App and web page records
▬▬▬▬▬▬
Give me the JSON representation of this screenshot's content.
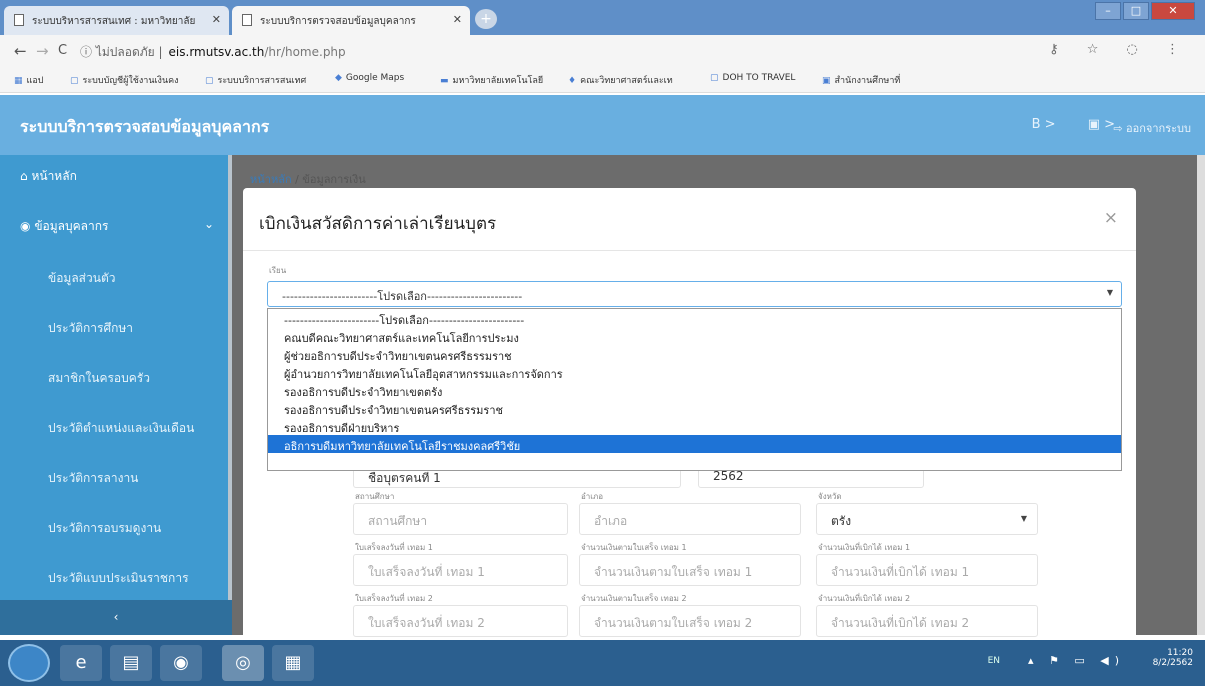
{
  "browser": {
    "tabs": [
      {
        "label": "ระบบบริหารสารสนเทศ : มหาวิทยาลัย"
      },
      {
        "label": "ระบบบริการตรวจสอบข้อมูลบุคลากร"
      }
    ],
    "new_tab": "+",
    "window_buttons": {
      "min": "–",
      "max": "□",
      "close": "✕"
    },
    "address": {
      "lock": "ⓘ ไม่ปลอดภัย |",
      "host": "eis.rmutsv.ac.th",
      "path": "/hr/home.php"
    },
    "nav": {
      "back": "←",
      "forward": "→",
      "reload": "C"
    },
    "addr_icons": "⚷ ☆ ◌ ⋮",
    "bookmarks": [
      {
        "label": "แอป",
        "icon": "▦"
      },
      {
        "label": "ระบบบัญชีผู้ใช้งานเงินคง",
        "icon": "▢"
      },
      {
        "label": "ระบบบริการสารสนเทศ",
        "icon": "▢"
      },
      {
        "label": "Google Maps",
        "icon": "◆"
      },
      {
        "label": "มหาวิทยาลัยเทคโนโลยี",
        "icon": "▬"
      },
      {
        "label": "คณะวิทยาศาสตร์และเท",
        "icon": "♦"
      },
      {
        "label": "DOH TO TRAVEL",
        "icon": "▢"
      },
      {
        "label": "สำนักงานศึกษาที่",
        "icon": "▣"
      }
    ]
  },
  "app": {
    "title": "ระบบบริการตรวจสอบข้อมูลบุคลากร",
    "header_icons": [
      "B >",
      "▣ >"
    ],
    "logout": "⇨ ออกจากระบบ"
  },
  "sidebar": {
    "items": [
      {
        "label": "หน้าหลัก",
        "icon": "⌂"
      },
      {
        "label": "ข้อมูลบุคลากร",
        "icon": "◉",
        "chevron": "⌄"
      }
    ],
    "sub_items": [
      {
        "label": "ข้อมูลส่วนตัว"
      },
      {
        "label": "ประวัติการศึกษา"
      },
      {
        "label": "สมาชิกในครอบครัว"
      },
      {
        "label": "ประวัติตำแหน่งและเงินเดือน"
      },
      {
        "label": "ประวัติการลางาน"
      },
      {
        "label": "ประวัติการอบรมดูงาน"
      },
      {
        "label": "ประวัติแบบประเมินราชการ"
      }
    ],
    "collapse": "‹"
  },
  "breadcrumb": {
    "home": "หน้าหลัก",
    "current": "/ ข้อมูลการเงิน"
  },
  "modal": {
    "title": "เบิกเงินสวัสดิการค่าเล่าเรียนบุตร",
    "close": "×",
    "field_label": "เรียน",
    "selected": "------------------------โปรดเลือก------------------------",
    "options": [
      "------------------------โปรดเลือก------------------------",
      "คณบดีคณะวิทยาศาสตร์และเทคโนโลยีการประมง",
      "ผู้ช่วยอธิการบดีประจำวิทยาเขตนครศรีธรรมราช",
      "ผู้อำนวยการวิทยาลัยเทคโนโลยีอุตสาหกรรมและการจัดการ",
      "รองอธิการบดีประจำวิทยาเขตตรัง",
      "รองอธิการบดีประจำวิทยาเขตนครศรีธรรมราช",
      "รองอธิการบดีฝ่ายบริหาร",
      "อธิการบดีมหาวิทยาลัยเทคโนโลยีราชมงคลศรีวิชัย"
    ],
    "selected_option_index": 7,
    "hidden_row": {
      "left": "ชื่อบุตรคนที่ 1",
      "middle": "2562"
    },
    "fields": {
      "school_label": "สถานศึกษา",
      "school_placeholder": "สถานศึกษา",
      "district_label": "อำเภอ",
      "district_placeholder": "อำเภอ",
      "province_label": "จังหวัด",
      "province_value": "ตรัง",
      "receipt1_label": "ใบเสร็จลงวันที่ เทอม 1",
      "receipt1_placeholder": "ใบเสร็จลงวันที่ เทอม 1",
      "amount1_label": "จำนวนเงินตามใบเสร็จ เทอม 1",
      "amount1_placeholder": "จำนวนเงินตามใบเสร็จ เทอม 1",
      "claim1_label": "จำนวนเงินที่เบิกได้ เทอม 1",
      "claim1_placeholder": "จำนวนเงินที่เบิกได้ เทอม 1",
      "receipt2_label": "ใบเสร็จลงวันที่ เทอม 2",
      "receipt2_placeholder": "ใบเสร็จลงวันที่ เทอม 2",
      "amount2_label": "จำนวนเงินตามใบเสร็จ เทอม 2",
      "amount2_placeholder": "จำนวนเงินตามใบเสร็จ เทอม 2",
      "claim2_label": "จำนวนเงินที่เบิกได้ เทอม 2",
      "claim2_placeholder": "จำนวนเงินที่เบิกได้ เทอม 2"
    }
  },
  "taskbar": {
    "apps": [
      "e",
      "▤",
      "◉",
      "◎",
      "▦"
    ],
    "lang": "EN",
    "tray_icons": "▴ ⚑ ▭ ◀)",
    "time": "11:20",
    "date": "8/2/2562"
  }
}
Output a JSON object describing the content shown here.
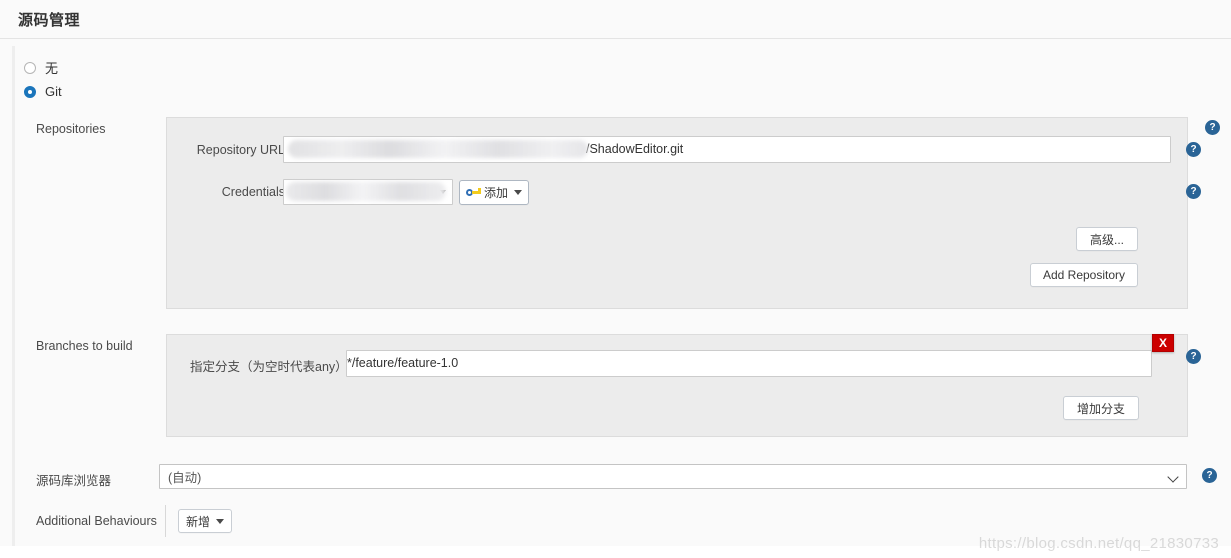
{
  "section": {
    "title": "源码管理"
  },
  "scm_options": [
    {
      "label": "无",
      "selected": false
    },
    {
      "label": "Git",
      "selected": true
    }
  ],
  "repositories": {
    "row_label": "Repositories",
    "repository_url": {
      "label": "Repository URL",
      "value": "/ShadowEditor.git",
      "redacted_prefix": true
    },
    "credentials": {
      "label": "Credentials",
      "value": "",
      "redacted": true,
      "add_button": "添加",
      "add_button_icon": "key-icon"
    },
    "advanced_button": "高级...",
    "add_repository_button": "Add Repository"
  },
  "branches": {
    "row_label": "Branches to build",
    "branch_specifier": {
      "label": "指定分支（为空时代表any）",
      "value": "*/feature/feature-1.0"
    },
    "delete_label": "X",
    "add_branch_button": "增加分支"
  },
  "repository_browser": {
    "row_label": "源码库浏览器",
    "selected": "(自动)"
  },
  "additional_behaviours": {
    "row_label": "Additional Behaviours",
    "add_button": "新增"
  },
  "help_icons": {
    "glyph": "?"
  },
  "watermark": "https://blog.csdn.net/qq_21830733",
  "colors": {
    "accent_blue": "#2a6496",
    "radio_blue": "#1b75bb",
    "delete_red": "#cc0000",
    "panel_bg": "#ececec",
    "page_bg": "#fafafa"
  }
}
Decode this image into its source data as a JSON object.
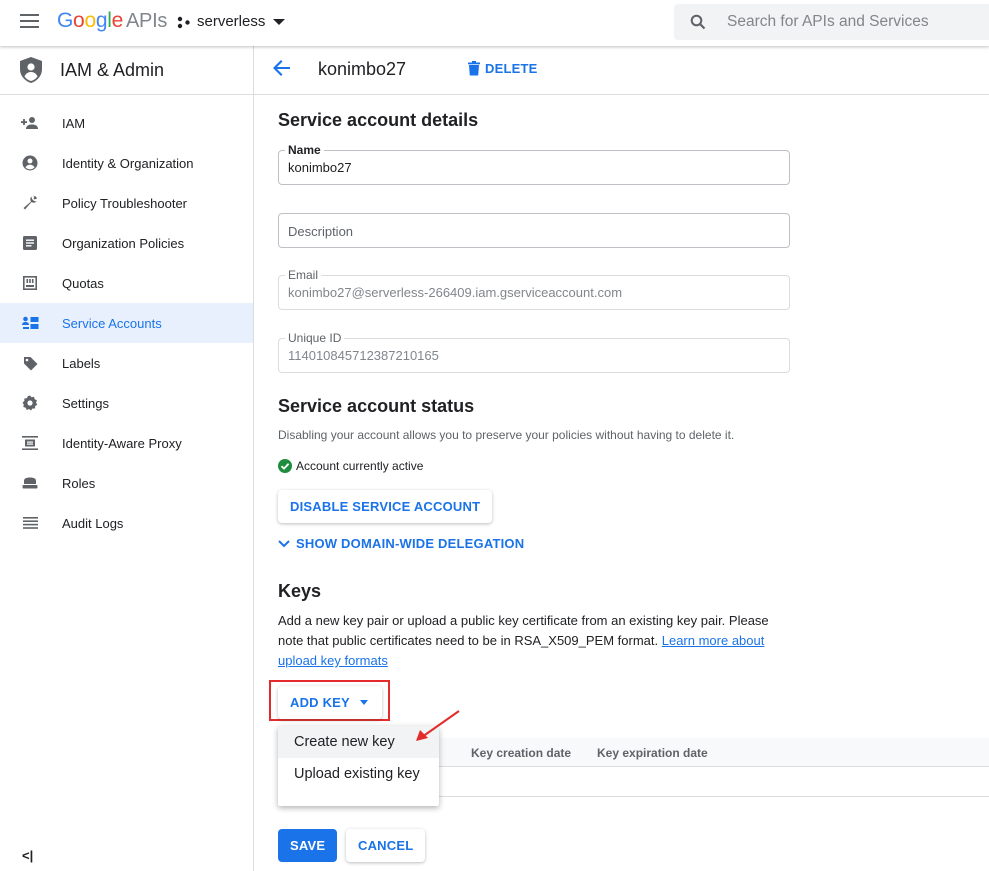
{
  "topbar": {
    "logo_google": "Google",
    "logo_apis": "APIs",
    "project": "serverless",
    "search_placeholder": "Search for APIs and Services"
  },
  "sidebar": {
    "title": "IAM & Admin",
    "items": [
      {
        "label": "IAM",
        "icon": "person-add-icon"
      },
      {
        "label": "Identity & Organization",
        "icon": "account-circle-icon"
      },
      {
        "label": "Policy Troubleshooter",
        "icon": "wrench-icon"
      },
      {
        "label": "Organization Policies",
        "icon": "document-icon"
      },
      {
        "label": "Quotas",
        "icon": "quota-icon"
      },
      {
        "label": "Service Accounts",
        "icon": "service-account-icon",
        "active": true
      },
      {
        "label": "Labels",
        "icon": "tag-icon"
      },
      {
        "label": "Settings",
        "icon": "gear-icon"
      },
      {
        "label": "Identity-Aware Proxy",
        "icon": "proxy-icon"
      },
      {
        "label": "Roles",
        "icon": "roles-icon"
      },
      {
        "label": "Audit Logs",
        "icon": "list-icon"
      }
    ],
    "collapse_label": "<|"
  },
  "header": {
    "account_name": "konimbo27",
    "delete_label": "DELETE"
  },
  "details": {
    "heading": "Service account details",
    "name_label": "Name",
    "name_value": "konimbo27",
    "description_placeholder": "Description",
    "email_label": "Email",
    "email_value": "konimbo27@serverless-266409.iam.gserviceaccount.com",
    "uniqueid_label": "Unique ID",
    "uniqueid_value": "114010845712387210165"
  },
  "status": {
    "heading": "Service account status",
    "description": "Disabling your account allows you to preserve your policies without having to delete it.",
    "active_text": "Account currently active",
    "disable_button": "DISABLE SERVICE ACCOUNT",
    "delegation_toggle": "SHOW DOMAIN-WIDE DELEGATION"
  },
  "keys": {
    "heading": "Keys",
    "description": "Add a new key pair or upload a public key certificate from an existing key pair. Please note that public certificates need to be in RSA_X509_PEM format.",
    "learn_more_link": "Learn more about upload key formats",
    "add_key_button": "ADD KEY",
    "columns": [
      "Key creation date",
      "Key expiration date"
    ],
    "menu_items": [
      "Create new key",
      "Upload existing key"
    ]
  },
  "footer": {
    "save_button": "SAVE",
    "cancel_button": "CANCEL"
  },
  "colors": {
    "accent": "#1a73e8",
    "active_bg": "#e8f0fe",
    "annotation_red": "#e32b2b",
    "success_green": "#1e8e3e"
  }
}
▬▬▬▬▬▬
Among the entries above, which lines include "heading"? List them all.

ANSWER FOR THE TASK
    "heading": "Service account details",
    "heading": "Service account status",
    "heading": "Keys",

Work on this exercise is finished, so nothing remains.